Welcome to Finnegan, Henderson, Farabow, Garrett & Dunner, LLP
More than likely, your big, new idea, innovation or invention could use a little legal intervention right about now.
Whether a startup or mature multi-national, the vagaries and nuances of protecting intellectual property are many times unknown, overlooked or, for whatever reason, just tossed onto the back burner to await attention at some later date.
No one has to be told that?s dangerous.
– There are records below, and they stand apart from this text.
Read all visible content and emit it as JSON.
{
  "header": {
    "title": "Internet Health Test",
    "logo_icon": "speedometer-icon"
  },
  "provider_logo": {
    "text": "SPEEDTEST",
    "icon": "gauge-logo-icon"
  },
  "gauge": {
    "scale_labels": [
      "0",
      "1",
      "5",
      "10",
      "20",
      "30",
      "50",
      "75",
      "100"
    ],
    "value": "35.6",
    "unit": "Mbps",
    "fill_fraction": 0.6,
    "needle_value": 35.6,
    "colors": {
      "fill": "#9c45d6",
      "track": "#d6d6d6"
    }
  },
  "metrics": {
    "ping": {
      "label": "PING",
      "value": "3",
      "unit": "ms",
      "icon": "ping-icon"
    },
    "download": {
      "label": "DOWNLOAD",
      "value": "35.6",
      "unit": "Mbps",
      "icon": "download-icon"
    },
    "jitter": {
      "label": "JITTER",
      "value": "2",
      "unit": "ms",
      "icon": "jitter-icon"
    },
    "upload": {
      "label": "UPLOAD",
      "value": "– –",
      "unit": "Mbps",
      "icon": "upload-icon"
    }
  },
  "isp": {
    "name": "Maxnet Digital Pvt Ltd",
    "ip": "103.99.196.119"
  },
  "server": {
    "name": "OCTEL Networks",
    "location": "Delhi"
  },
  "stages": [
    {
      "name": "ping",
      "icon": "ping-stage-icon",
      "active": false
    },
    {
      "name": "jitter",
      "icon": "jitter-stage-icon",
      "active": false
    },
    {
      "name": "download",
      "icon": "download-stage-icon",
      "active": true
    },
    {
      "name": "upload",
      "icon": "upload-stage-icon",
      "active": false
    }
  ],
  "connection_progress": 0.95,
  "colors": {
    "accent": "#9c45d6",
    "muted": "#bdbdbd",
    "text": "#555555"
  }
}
Just look at Apple and Samsung slugging it out in court; and they are industry titans.
What about the rest of us?
It?s with great pleasure that the gang here at Robotics Business Review welcomes to our pages the highly esteemed law firm Finnegan, a leading authority and counsel on intellectual property law.
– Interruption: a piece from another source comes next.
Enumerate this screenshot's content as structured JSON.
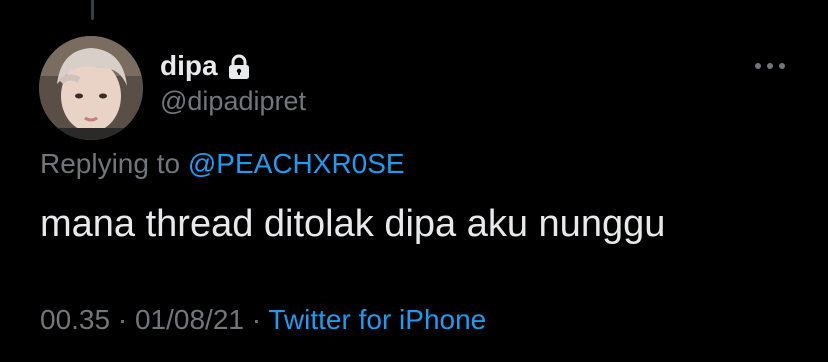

The anguish of patent litigation
Idea thieves are everywhere, especially in high tech.
Sometimes too, the fault is within us: inattention, laziness, ignorance of the law, etc.
The foreword to my book, Bright Boys: The Making of Information Technology (CRC Press: 2010), was written by Jay Forrester who had a terrible brush with the anguish of patent court.
Jay invented magnetic core memory (1951), which has been long-heralded as one of the key inventions in computing, but Jay dawdled on filing his patent.
He waited thirty days too long, during which time RCA?s Jan Rajchman, an equally gifted engineer, filed his patent for the same invention.
Five years later, Jay finally gets his patent (US2736880) only because Rajchman admitted that Jay had made prior discovery and was the first to put it to use. What was at stake?in addition to the patent? An initial $13M royalty payment as well as an ongoing $25M more in royalties, until Intel?s chip in 1971 finally supplanted core memory. That?s $38M in non-inflated dollars!
Today at 96-years old Jay still has bitter memories of that event.
Monthly, beginning here in March, the pages of Robotics Business Review will see the appearance of solid, trustworthy and actionable information on intellectual property protection from one of the largest, most trusted and foremost IP legal firms in the world.
Finnegan, with 350 lawyers in offices from the United States to Europe to Asia, and with 45 years of practice, has seen and experienced just about all there is in IP protections, and now will share some of that with us.
Finnegan says this of itself: ?Our practice includes all aspects of patent, trademark, copyright, and trade secret law, including counseling, prosecution, licensing, and litigation. We also represent clients on IP issues related to international trade, portfolio management, the Internet, e-commerce, government contracts, antitrust, and unfair competition.?
Cool stuff! I think that we?d all be better off knowing one or two things a month from the above list.
Covering the legal bases of robotics
We?ve got a strong feeling that Finnegan on IP will be just as popular and as influential as our Robots and the Law column has been for the legal aspects and considerations of robots in the workplace; robots as co-workers, robots in our homes, our schools and on our roads; ethical issues touching on robotics; and robot liability and insurability.
Stalwart in supporting Robots and the Law from day one has been Littler Mendelson, P.C., specialists in employment and labor law, and Littler?s chairman, Garry Mathiason, a futurist on robotics as well as a frequent contributor to and champion of Robotics Business Review.
Praiseworthy as well for his deep dives and case studies on the legal IP front in our pages is Robotics Business Review?s great and good friend Andy Keisner, Esq. of Davis & Gilbert, LLC. Andy also sits on and reports to us from the American Bar Association?s Artificial Intelligence and Robotics Committee.
We?re indebted as well to the generosity of Ryan Calo, Esq., professor University of Washington School of Law, for allowing us to use any and all of his many writings on all things robotics and the law.
And, of course, continued thanks to the guardian editor of Robots and the Law, our own Emmet Cole, whose articles and editorship keep the column on an even keel covering all of the many, salient issues bubbling up in the revolution that is robotics.
We are very much looking forward to Finnegan?s monthly IP insights. We hope that you will enjoy, learn and profit from them along with us.
Feedback and questions are welcome.
If you want to learn more, click on over to the Finnegan website and kick their tires. They?d love to meet you.
Here?s an interesting look back at inventors and their inventions from forty years ago (1974) that still holds key insights. Written by Arthur Whale, one of the mid-twentieth century leaders of the patent community and former president of the American Intellectual Property Law Association:
Arthur Whale: The Inventor in a Changing World of Patents (1974)